Defence of doctoral thesis: Ioanna Sapouna – Biosynthesis, interactions, and structure of native lignin
KTH | WWSC

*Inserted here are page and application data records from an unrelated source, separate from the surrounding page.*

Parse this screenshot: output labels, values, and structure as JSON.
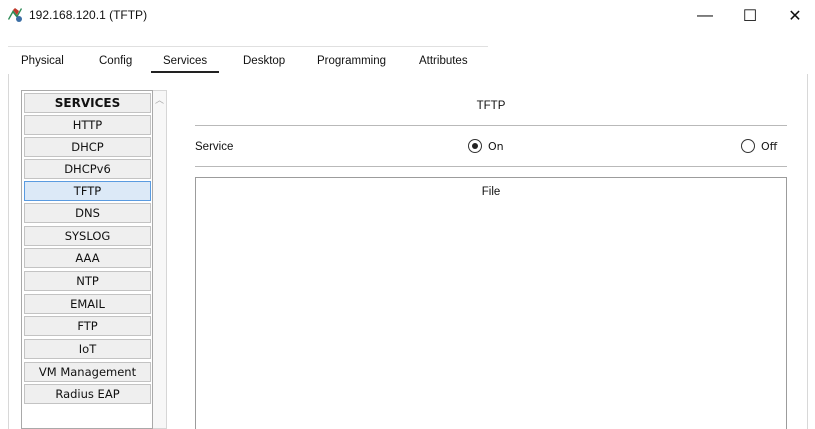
{
  "window": {
    "title": "192.168.120.1 (TFTP)",
    "icon": "router-icon",
    "controls": {
      "minimize": "—",
      "maximize": "☐",
      "close": "✕"
    }
  },
  "tabs": [
    {
      "label": "Physical",
      "active": false
    },
    {
      "label": "Config",
      "active": false
    },
    {
      "label": "Services",
      "active": true
    },
    {
      "label": "Desktop",
      "active": false
    },
    {
      "label": "Programming",
      "active": false
    },
    {
      "label": "Attributes",
      "active": false
    }
  ],
  "sidebar": {
    "header": "SERVICES",
    "items": [
      {
        "label": "HTTP"
      },
      {
        "label": "DHCP"
      },
      {
        "label": "DHCPv6"
      },
      {
        "label": "TFTP",
        "selected": true
      },
      {
        "label": "DNS"
      },
      {
        "label": "SYSLOG"
      },
      {
        "label": "AAA"
      },
      {
        "label": "NTP"
      },
      {
        "label": "EMAIL"
      },
      {
        "label": "FTP"
      },
      {
        "label": "IoT"
      },
      {
        "label": "VM Management"
      },
      {
        "label": "Radius EAP"
      }
    ]
  },
  "panel": {
    "title": "TFTP",
    "service_label": "Service",
    "on_label": "On",
    "off_label": "Off",
    "service_state": "On",
    "file_header": "File"
  },
  "colors": {
    "selected_bg": "#dce9f7",
    "selected_border": "#5a9be0",
    "item_bg": "#efefef"
  }
}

Wood biomass is an important resource in the development ofstrategies towards replacement of fossil-based materials. Woodcomprises cellulose, hemicelluloses and lignin, in amounts thatvary between species. Traditionally, the extraction of cellulose hasbeen prioritized for the production of pulp, paper, and novelmaterials, at the expense of the other two thirds of the woodbiomass. Lignin is an important component of wood, comprising acomplex polymer of aromatic compounds. At the moment, mostof this abundant biopolymer is usually burned for energy or simplydiscarded as a huge waste of the pulp industries, after severemodifications in its already complex structure have rendered itdifficult to valorize. A deeper understanding of the lignin polymerand its properties can guide the design of milder extractiontechniques to obtain specific lignin structures as are needed.In this thesis, fundamental aspects of lignin biosynthesis,structure, and interactions with other cell wall components areinvestigated, employing model biological systems and diversechemical methods. Specifically, a Norway spruce tissue culturethat produces lignin extracellularly, without deposition to theplant cell wall, was used to understand the impact of a secondarycell wall hemicellulose on the production and structure of lignin.The main advantage of this model system is that it enables thecollection of lignin without the need for extraction, which is knownto alter the structure of lignin. The same system was studied viatranscriptomic analysis to elucidate the impact of a hemicelluloseon the lignin biosynthetic pathway and other metabolic processes.The effect of extraction on the structure of lignin was addressedwith the development of mild and green extraction protocols forsoftwood and hardwood species. Different conditions led to thecollection of discrete lignin populations. The results could informthe development of lignin-first biorefinery applications, in whichspecific structural properties of the biopolymer are preserved.Finally, native-like lignin fractions extracted using these mildprotocols were used for the preparation of lignin nanoparticles, toshowcase their potential in high-end applications. Furthermore,the importance of unmodified lignin in the properties of woodaerogel applications was also studied, and was included in thisthesis to demonstrate that lignin modification or even removal isnot always necessary to obtain materials with propertiescompetitive to their fossil-based analogues.